(TASK INPUTS)
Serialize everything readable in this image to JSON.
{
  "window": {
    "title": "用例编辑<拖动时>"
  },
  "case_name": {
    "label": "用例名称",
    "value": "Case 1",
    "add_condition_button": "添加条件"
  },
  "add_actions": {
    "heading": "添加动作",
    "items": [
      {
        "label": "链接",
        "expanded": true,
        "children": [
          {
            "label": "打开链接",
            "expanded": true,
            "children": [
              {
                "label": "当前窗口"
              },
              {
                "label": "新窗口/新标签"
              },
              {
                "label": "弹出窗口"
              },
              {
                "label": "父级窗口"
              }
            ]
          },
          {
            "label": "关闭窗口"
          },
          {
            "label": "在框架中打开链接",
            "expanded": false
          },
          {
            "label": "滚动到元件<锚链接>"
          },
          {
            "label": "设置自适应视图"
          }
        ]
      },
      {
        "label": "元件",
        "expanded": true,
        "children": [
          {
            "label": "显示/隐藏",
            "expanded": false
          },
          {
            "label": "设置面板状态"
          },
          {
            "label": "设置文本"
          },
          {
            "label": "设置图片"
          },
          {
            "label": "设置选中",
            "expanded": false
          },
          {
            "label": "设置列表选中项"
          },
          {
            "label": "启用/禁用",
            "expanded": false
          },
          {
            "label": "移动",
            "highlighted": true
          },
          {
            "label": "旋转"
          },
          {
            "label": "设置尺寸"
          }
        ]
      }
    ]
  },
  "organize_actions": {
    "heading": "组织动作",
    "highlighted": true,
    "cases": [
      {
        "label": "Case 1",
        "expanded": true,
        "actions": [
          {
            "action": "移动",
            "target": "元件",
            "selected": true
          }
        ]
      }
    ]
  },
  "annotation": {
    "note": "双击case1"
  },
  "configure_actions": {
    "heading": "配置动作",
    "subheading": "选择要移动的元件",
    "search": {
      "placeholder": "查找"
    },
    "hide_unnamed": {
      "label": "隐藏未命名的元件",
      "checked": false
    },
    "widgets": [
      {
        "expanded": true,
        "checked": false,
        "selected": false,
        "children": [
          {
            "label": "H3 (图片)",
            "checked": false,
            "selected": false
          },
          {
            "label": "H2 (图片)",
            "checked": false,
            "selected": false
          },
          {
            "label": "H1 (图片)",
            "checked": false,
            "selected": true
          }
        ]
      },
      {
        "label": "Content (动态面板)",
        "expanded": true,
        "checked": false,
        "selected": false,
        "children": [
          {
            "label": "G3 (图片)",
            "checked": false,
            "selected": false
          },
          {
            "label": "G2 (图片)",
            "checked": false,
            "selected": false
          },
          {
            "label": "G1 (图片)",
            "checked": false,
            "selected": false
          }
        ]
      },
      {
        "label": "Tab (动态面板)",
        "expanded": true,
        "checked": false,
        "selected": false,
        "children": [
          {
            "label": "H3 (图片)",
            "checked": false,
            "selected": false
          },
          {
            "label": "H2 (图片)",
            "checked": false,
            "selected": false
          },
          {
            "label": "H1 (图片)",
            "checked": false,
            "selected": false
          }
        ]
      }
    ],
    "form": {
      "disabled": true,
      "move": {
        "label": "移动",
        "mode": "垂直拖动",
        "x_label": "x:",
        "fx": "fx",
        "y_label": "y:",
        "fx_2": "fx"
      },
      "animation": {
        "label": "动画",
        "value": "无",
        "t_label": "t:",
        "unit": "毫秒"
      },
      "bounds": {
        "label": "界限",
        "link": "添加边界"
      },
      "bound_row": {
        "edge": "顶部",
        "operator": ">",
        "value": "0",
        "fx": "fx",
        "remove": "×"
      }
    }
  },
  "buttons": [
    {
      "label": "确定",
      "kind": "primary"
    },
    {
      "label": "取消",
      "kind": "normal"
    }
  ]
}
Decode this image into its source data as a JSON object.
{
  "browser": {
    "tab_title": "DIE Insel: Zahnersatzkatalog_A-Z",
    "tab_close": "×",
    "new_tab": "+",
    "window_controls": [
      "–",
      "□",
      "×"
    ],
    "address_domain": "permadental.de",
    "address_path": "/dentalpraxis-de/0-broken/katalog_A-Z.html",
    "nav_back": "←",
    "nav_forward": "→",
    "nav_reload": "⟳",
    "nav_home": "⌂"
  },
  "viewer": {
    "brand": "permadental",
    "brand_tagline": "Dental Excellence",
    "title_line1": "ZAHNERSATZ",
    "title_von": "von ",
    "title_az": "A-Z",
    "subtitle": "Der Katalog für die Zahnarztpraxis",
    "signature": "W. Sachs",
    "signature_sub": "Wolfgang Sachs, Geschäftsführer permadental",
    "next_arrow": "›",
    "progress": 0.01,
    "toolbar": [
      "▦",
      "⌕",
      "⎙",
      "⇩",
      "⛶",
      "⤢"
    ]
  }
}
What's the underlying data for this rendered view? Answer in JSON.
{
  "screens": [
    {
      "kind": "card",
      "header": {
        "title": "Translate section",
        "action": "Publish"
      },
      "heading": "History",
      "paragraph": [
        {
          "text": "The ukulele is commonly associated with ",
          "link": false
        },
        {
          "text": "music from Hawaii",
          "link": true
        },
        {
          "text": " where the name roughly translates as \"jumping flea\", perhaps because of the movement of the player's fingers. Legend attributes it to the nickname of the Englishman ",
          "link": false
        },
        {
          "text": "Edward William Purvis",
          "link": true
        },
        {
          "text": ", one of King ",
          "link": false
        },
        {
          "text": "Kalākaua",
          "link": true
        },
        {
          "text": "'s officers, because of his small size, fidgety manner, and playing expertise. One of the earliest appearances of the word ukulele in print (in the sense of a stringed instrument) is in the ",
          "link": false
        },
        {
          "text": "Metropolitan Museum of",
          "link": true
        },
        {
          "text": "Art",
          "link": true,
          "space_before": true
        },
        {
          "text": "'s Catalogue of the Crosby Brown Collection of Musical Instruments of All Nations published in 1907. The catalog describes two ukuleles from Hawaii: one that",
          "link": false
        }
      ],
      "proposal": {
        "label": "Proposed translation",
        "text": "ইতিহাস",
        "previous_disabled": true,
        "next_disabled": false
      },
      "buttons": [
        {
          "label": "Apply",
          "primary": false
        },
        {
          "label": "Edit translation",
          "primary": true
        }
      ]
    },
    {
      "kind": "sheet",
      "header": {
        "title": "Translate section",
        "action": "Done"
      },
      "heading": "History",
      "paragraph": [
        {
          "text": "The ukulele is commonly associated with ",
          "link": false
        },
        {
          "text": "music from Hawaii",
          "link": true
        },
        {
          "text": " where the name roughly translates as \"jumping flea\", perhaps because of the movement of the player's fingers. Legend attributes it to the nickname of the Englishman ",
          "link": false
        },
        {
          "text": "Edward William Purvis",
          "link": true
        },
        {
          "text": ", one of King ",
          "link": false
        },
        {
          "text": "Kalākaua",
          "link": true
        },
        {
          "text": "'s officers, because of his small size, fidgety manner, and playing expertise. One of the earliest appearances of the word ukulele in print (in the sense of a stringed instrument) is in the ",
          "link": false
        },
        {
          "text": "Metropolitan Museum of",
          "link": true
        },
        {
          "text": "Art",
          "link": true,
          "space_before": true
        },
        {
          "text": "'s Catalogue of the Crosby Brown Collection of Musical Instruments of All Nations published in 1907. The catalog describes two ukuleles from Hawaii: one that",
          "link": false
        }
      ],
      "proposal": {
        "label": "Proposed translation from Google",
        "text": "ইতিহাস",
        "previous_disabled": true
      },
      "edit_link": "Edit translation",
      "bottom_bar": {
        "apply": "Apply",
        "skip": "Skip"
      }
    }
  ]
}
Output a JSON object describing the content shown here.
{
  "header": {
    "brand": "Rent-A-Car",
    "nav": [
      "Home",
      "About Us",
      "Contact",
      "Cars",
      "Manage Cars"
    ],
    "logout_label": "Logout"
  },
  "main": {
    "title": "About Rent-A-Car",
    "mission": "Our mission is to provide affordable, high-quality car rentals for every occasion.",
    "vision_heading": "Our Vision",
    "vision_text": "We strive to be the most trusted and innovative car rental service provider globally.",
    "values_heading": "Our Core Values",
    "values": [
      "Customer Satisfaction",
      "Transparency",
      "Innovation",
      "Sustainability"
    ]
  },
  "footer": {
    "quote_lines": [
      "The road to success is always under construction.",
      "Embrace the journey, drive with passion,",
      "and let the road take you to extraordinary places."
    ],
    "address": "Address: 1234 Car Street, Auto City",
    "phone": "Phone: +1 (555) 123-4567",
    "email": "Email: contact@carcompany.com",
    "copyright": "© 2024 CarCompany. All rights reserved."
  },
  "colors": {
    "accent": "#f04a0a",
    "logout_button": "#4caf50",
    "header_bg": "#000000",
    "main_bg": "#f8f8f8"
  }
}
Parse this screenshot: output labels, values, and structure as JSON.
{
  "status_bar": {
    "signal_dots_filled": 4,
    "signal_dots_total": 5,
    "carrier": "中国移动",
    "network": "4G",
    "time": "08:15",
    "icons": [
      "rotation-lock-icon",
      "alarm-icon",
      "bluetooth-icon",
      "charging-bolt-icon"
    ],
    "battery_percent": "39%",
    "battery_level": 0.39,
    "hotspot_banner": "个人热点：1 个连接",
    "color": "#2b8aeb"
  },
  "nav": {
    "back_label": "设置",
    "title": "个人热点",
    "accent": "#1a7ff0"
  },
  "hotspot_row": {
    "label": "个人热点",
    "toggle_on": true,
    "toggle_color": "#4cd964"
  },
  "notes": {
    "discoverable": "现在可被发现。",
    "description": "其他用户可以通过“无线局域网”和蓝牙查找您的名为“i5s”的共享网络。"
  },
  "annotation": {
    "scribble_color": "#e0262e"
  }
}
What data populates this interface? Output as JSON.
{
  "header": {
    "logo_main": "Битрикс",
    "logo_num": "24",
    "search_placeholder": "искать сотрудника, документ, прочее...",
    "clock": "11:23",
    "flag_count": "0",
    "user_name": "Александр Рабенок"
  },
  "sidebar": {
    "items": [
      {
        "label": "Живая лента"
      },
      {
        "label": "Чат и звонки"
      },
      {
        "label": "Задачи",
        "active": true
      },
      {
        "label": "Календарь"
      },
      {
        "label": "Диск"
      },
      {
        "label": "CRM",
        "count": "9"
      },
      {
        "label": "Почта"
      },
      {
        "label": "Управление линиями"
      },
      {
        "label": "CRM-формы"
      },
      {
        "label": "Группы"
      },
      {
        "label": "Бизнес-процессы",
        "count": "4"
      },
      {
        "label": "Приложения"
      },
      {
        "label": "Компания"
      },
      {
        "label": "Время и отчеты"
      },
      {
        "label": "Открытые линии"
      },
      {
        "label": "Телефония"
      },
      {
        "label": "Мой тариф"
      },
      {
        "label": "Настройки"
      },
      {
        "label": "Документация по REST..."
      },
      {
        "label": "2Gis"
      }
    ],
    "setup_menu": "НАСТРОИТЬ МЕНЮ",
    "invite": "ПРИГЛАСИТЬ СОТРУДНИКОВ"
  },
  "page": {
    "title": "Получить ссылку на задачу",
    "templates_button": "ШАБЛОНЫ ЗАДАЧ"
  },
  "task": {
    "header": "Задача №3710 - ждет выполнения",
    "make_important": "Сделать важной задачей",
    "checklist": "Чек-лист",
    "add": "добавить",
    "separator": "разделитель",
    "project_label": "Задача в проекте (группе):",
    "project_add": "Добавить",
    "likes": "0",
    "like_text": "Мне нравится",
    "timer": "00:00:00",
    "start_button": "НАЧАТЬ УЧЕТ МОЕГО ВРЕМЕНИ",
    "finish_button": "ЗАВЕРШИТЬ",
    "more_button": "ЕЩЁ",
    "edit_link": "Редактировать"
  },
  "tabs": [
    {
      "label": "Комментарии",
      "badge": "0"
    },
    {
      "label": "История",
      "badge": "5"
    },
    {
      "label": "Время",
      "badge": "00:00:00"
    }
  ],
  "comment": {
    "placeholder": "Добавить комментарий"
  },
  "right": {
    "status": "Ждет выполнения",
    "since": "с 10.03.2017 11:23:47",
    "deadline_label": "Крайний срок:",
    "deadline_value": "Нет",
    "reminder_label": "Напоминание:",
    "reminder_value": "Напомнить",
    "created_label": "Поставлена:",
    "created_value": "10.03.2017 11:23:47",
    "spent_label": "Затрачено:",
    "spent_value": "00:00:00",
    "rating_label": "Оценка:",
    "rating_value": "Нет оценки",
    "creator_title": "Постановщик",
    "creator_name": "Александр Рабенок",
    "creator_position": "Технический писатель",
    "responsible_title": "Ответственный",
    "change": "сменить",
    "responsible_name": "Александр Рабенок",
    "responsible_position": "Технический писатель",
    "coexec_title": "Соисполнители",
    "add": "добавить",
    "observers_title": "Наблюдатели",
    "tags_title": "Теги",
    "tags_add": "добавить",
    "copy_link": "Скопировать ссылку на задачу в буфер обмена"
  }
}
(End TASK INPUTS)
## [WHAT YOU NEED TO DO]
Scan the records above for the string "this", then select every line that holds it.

## [RESULT BELOW]
Serialize everything readable in this image to JSON.
Decode this image into its source data as a JSON object.
What's the underlying data for this rendered view? Answer in JSON.
Parse this screenshot: output labels, values, and structure as JSON.
What data populates this interface? Output as JSON.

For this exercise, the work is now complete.